COVID-19 Clinical Development Advancements in Southeast Asia
Clinical trials are a critical phase in the development of any new medicine. They are vital to determining the impact the treatment may have on patients. Since the beginning of the COVID-19 pandemic, clinical researchers throughout Southeast Asia have been working rapidly to test investigational medicines and identify possible vaccine candidates that may treat patients and prevent further spread of the virus.
Among these regional efforts are Phase 1 clinical trials to evaluate TY027, the first novel monoclonal antibody that specifically targets SARS-CoV-2, the virus that causes COVID-19, initiated by the Singapore-based clinical-stage biotechnology company Tychan. In a press release Tychan said that TY027 has shown full clearance of the virus in laboratory studies, demonstrated safety in preclinical trials and achieved a successful three-week drug stability test. With approval from the Singapore Health Sciences Authority, Tychan’s Phase 1 trials will be conducted by SingHealth Investigational Medicine Unit.
Likewise, Bio Farma, an Indonesian vaccine manufacturer, has teamed up with the Coalition for Epidemic Preparedness Innovation and Chinese biopharmaceutical company Sinovac Biotech to develop a potential COVID-19 vaccine, called CoronaVac. Preliminary results from a Phase 2 study showed no severe side effects in patients induced with the neutralizing antibodies. Although clinical trials are expected to continue through the third quarter of this year, Bio Farma is prepared to produce two billion doses annually and is “capable of catering for the entire region’s vaccine demand.”
Patients are relying on researchers throughout the region to explore creative solutions that expeditiously move promising potential treatments and vaccines forward, including accelerating early phases of clinical research and completing various phases simultaneously.
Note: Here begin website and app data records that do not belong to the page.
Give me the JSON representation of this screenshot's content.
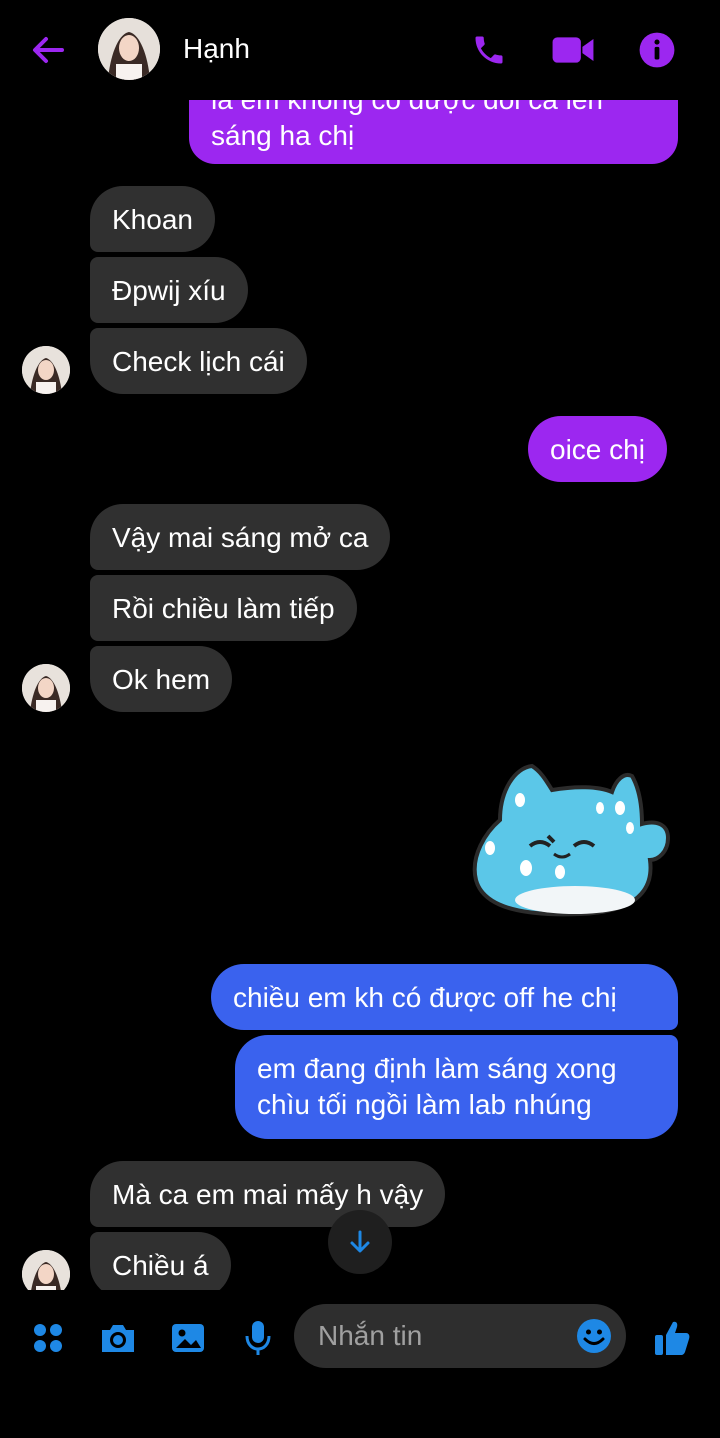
{
  "header": {
    "contact_name": "Hạnh",
    "icons": [
      "back-arrow-icon",
      "phone-icon",
      "video-camera-icon",
      "info-icon"
    ],
    "accent_color": "#9c27f0"
  },
  "messages": [
    {
      "side": "out",
      "text": "là em không có được đổi ca lên sáng ha chị",
      "color": "#9c27f0"
    },
    {
      "side": "in",
      "text": "Khoan"
    },
    {
      "side": "in",
      "text": "Đpwij xíu"
    },
    {
      "side": "in",
      "text": "Check lịch cái"
    },
    {
      "side": "out",
      "text": "oice chị",
      "color": "#9c27f0"
    },
    {
      "side": "in",
      "text": "Vậy mai sáng mở ca"
    },
    {
      "side": "in",
      "text": "Rồi chiều làm tiếp"
    },
    {
      "side": "in",
      "text": "Ok hem"
    },
    {
      "side": "out",
      "type": "sticker",
      "sticker": "blue-cat-sweating-sticker"
    },
    {
      "side": "out",
      "text": "chiều em kh có được off he chị",
      "color": "#3a62ee"
    },
    {
      "side": "out",
      "text": "em đang định làm sáng xong",
      "text2": "chìu tối ngồi làm lab nhúng",
      "color": "#3a62ee"
    },
    {
      "side": "in",
      "text": "Mà ca em mai mấy h vậy"
    },
    {
      "side": "in",
      "text": "Chiều á"
    }
  ],
  "composer": {
    "placeholder": "Nhắn tin",
    "icons": [
      "apps-icon",
      "camera-icon",
      "gallery-icon",
      "microphone-icon",
      "emoji-icon",
      "like-icon"
    ],
    "accent_color": "#1e88e5"
  },
  "scroll_down_icon": "arrow-down-icon"
}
Likewise, researchers are depending on governments to promote and maintain effective intellectual property protections necessary to drive and sustain discovery.
These efforts and protections, coupled with ongoing public-private support and partnerships, can power continuity in clinical research and help bring healthy innovation to those impacted by COVID-19.